Since the city’s founding in 1630, Boston has tended to have a healthy self-regard for itself. The first governor of the Massachusetts Bay Colony, the Puritan leader John Winthrop, quoted scripture from the book of Matthew: “You are the light of the world. A city on a hill cannot be hidden.” Boston, of course, played a seminal role in the Revolutionary War, and a half-century later the city had acquired the moniker the “Athens of America” for its high-brow culture. In the decades leading to the Civil War, Boston was a hotbed of abolitionists. And long after it became clear that New York was the nation’s dominant city, Boston continued the facetious conceit, coined by Oliver Wendell Holmes, that Boston was the “Hub of the Universe.” Yet by the 1920s, the city was somewhat of a backwater, and it wasn’t until several decades later that Boston and Cambridge began to benefit from the very bright men and women who were educated at MIT, Harvard and other area colleges and universities.
These days, the Boston area is a mecca for medical research and drug development, including neurological diseases, Alzheimer’s among them. Boston Globe reporter Robert Weisman, who specializes in health care and biotechnology, noted that Boston recently hosted more than 10,000 scientists and doctors in a convention devoted to neurological disorders. One is Cambridge-based Biogen, among the oldest and largest biotech companies.
At the other end of the spectrum, the startup Alzheon, based in Framingham, about twenty miles west of Boston, this week announced a breakthrough. Its press release declared, “Alzheon Scientists Discover Novel Therapeutic Mechanism of Inhibition of Formation of Toxic Beta Amyloid Oligomers, Key Driver of Alzheimer’s Disease Pathogenesis.” If you have little idea what oligomers are, join the club. The gist of the press release is that Alzheon researchers believe they have a fresh slant to combat amyloid plaque, one of the two major components of Alzheimer’s. (The other is tau, which manifests itself as tangles.)
Weisman, the Globe reporter, quoted Paul Bolno, who previously worked for GlaxoSmithKlein. “The biotechs are moving the science forward.…There was a mass exodus of pharma companies like ours. The large companies are now on the sidelines trying to get back in.” Is it likely that Alzeon will receive significant backing?
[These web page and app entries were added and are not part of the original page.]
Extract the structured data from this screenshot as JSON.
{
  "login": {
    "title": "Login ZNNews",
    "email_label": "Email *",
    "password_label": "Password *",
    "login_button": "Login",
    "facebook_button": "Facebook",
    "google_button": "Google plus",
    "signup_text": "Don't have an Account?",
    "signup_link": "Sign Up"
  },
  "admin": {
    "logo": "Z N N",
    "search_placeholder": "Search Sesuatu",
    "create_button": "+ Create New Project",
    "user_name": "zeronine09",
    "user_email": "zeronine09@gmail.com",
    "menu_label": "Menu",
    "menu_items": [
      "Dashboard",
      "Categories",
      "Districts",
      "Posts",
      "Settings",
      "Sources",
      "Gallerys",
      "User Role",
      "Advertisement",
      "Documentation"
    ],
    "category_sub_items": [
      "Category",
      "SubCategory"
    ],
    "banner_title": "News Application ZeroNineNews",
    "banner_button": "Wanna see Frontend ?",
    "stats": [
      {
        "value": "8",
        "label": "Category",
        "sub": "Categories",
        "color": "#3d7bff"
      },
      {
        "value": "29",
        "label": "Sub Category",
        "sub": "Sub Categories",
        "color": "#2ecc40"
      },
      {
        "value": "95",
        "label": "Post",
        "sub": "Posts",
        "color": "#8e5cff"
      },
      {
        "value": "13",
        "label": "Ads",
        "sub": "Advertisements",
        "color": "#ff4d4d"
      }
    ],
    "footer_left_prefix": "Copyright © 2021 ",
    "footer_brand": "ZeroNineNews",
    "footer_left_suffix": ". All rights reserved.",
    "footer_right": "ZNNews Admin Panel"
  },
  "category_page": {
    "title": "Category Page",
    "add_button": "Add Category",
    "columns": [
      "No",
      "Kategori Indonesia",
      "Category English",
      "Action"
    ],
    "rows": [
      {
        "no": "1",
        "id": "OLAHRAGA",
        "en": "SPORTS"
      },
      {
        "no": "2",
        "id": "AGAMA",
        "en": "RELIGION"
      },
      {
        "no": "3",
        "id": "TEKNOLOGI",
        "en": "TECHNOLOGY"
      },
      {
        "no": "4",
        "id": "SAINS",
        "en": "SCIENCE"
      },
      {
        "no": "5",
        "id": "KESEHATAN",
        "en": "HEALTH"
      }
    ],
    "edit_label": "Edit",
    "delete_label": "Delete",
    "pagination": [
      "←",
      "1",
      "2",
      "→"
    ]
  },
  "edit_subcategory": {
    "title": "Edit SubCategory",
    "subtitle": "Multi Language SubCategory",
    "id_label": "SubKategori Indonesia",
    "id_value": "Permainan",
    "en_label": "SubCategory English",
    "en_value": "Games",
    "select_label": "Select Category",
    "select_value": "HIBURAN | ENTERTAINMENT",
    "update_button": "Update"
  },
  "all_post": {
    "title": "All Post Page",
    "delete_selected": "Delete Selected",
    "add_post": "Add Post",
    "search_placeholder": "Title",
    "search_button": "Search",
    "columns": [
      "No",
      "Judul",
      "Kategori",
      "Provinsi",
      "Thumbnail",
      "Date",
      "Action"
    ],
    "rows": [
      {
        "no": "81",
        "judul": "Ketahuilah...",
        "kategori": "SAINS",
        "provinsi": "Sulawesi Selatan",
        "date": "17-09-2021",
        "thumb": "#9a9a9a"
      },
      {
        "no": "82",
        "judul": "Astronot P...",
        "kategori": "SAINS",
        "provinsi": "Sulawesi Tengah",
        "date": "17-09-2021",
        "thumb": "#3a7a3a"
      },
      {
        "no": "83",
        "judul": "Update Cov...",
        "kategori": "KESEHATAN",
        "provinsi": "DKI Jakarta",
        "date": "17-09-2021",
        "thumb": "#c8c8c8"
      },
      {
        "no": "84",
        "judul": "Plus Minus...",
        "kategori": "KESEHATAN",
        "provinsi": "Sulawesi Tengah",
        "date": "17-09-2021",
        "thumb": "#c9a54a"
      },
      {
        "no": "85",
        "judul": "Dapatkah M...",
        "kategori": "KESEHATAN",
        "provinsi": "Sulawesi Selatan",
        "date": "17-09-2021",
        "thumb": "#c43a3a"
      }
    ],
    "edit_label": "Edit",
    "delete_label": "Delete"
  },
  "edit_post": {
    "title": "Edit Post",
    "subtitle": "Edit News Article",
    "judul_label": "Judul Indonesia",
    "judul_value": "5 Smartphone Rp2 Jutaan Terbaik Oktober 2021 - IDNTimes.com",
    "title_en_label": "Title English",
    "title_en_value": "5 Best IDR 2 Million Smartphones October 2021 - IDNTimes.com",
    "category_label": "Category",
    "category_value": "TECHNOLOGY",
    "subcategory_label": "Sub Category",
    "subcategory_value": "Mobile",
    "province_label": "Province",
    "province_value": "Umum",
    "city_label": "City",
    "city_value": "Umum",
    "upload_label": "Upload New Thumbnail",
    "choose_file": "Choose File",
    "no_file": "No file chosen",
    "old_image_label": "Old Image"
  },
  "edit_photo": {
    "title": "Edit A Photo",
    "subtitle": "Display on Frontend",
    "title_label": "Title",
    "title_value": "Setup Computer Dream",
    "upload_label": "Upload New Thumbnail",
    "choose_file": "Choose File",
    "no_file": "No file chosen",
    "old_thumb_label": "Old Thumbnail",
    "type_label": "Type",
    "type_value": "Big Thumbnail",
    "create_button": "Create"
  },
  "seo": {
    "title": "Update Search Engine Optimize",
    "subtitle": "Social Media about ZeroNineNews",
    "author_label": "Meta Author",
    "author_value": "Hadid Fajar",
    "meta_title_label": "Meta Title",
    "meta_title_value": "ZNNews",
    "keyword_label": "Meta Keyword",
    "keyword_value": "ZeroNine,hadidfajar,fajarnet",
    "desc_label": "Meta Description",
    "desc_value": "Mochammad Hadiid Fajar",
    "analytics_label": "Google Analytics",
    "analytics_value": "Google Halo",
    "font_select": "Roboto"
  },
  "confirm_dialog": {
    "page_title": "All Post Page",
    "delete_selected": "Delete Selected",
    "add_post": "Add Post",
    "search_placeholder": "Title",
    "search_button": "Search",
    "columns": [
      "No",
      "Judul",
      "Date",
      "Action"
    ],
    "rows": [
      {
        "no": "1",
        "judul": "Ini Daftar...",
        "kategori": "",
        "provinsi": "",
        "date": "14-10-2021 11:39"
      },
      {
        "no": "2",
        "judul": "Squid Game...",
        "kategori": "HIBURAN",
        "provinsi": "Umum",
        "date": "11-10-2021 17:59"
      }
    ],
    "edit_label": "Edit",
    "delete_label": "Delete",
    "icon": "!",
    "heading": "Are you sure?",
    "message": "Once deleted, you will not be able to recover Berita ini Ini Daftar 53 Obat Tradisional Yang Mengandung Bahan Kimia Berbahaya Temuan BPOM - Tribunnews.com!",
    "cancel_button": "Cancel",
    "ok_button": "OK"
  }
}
I would assume so. The closest we’ve come to something resembling a breakthrough was this past October, when clinical trials suggested, that Ely Lilly’s drug candidate was capable of slowing down the pace of Alzheimer’s. There was no expectation that Ely Lilly could stop Alzheimer’s in its tracks, but slowing down the disease would have been a singular accomplishment in itself.
Should my cohorts and I accept the likelihood that our generation of people with early-onset Alzheimer’s will not be saved by some wonder drug? The odds of any of us who already are manifesting symptoms of the disease are not particularly encouraging, but we live in an era in which researchers are much more informed about the powers of the brain, and just being persistently optimistic may be a decent stratagem to maximize one’s years of cogency. I’ve never read Norman Vincent Peale, the author of The Power of Positive Thinking, but I often think of my dad, a relentlessly resilient soul, who, despite setbacks in his dual careers of commercial fisherman and schoolteacher, never seemed to get him down for long—not even on his death bed. His last, wan quip, just a day or so before he died: Not good news when the priest shows up!